Safaga attracts tourists from all over the world to its wide bay with splendid turquoise waters and long beaches. It is a favourite Red Sea resort for windsurfers - the World Championships were held here in 1993 - and for scuba diving experts and enthusiasts, with an incredible variety of underwater life. Safaga is the starting point for excursions to the famed Egyptian ruins of the Temple of Luxor and the Valley of the Kings where Egyptian rulers were buried.
Salalah (Oman)
Salalah has a temperate climate and lush vegetation and is well-known for its frankincense trees, which are used to extract rubber resign for incense products. There are the ruins of a palace in Salalah which is said to have belonged to the Queen of Sheba, and on the peak of Ittin are the remains of the tomb of the prophet Job.
Sharm-el-Sheikh (Egypt)
This lively beach resort on the Sinai Peninsula has therapeutic thermal springs, palm-fringed beaches and a wide variety of shops. The island of Tiran is a popular visit for diving and snorkelling. A day's excursion from here is St Catherine's Monastery. the walled enclave in the shadow of Mount Sinai, built on the site of the burning bush which appeared to Moses.

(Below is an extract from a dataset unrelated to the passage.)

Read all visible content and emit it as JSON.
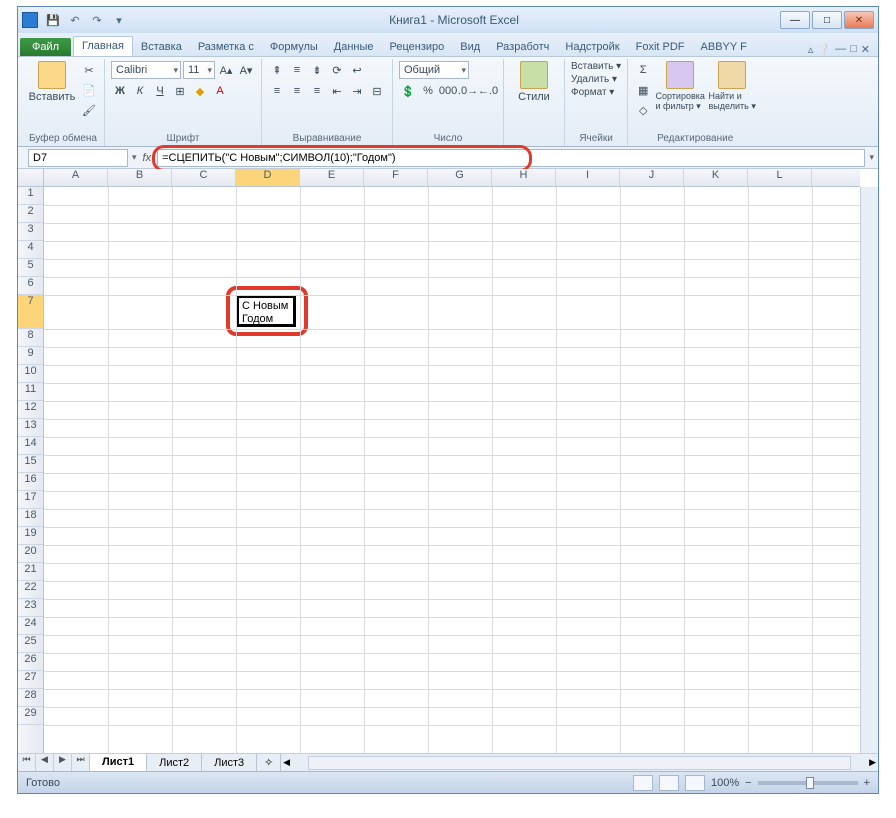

Suez Canal (Egypt)
Opened in 1869, the Suez Canal took 10 years to build, and after several extensions is now 120 miles long, running at sea level for its entire length with no locks. It runs between Port Said in the Mediterranean and the Gulf of Suez in the Red Sea, and allows shipping to avoid the long journey around Africa and the Cape, connecting Europe to the Indian and Pacific Oceans.
Takoradi (Ghana)
Takoradi and its twin city Sekondi form the capital of western Ghana, and originally grew up around 17th-century Dutch and English forts. In December 2010, oil production began in Takoradi, which up until now has been a quiet and relatively undeveloped town alongside an important deep sea port. Possible visits from Takoradi are Ankasa Game Reserve and Kakum National Park, a large area of virgin rainforest and the habitat of forest elephants, many species of butterflies, leopard, red river hogs and primates.
Walvis Bay (Namibia)
This Namibian town is famous for the nearby sand dunes, the largest being Dune 7 offering wide-ranging views of the coast. Offshore is a large platform built to collect guano, now a major export, and an unusual and popular restaurant built on a raft. The area around Walvis Bay is an important wetland, a habitat for flamingos and the Damara tern. Trips may be offered to the Namib Desert, the Skeleton Coast - an inhospitable and arid terrain fronted by pounding surf and over a thousand shipwrecks - Swakopmund, Pelican Point seal colony and Sandwich Harbour.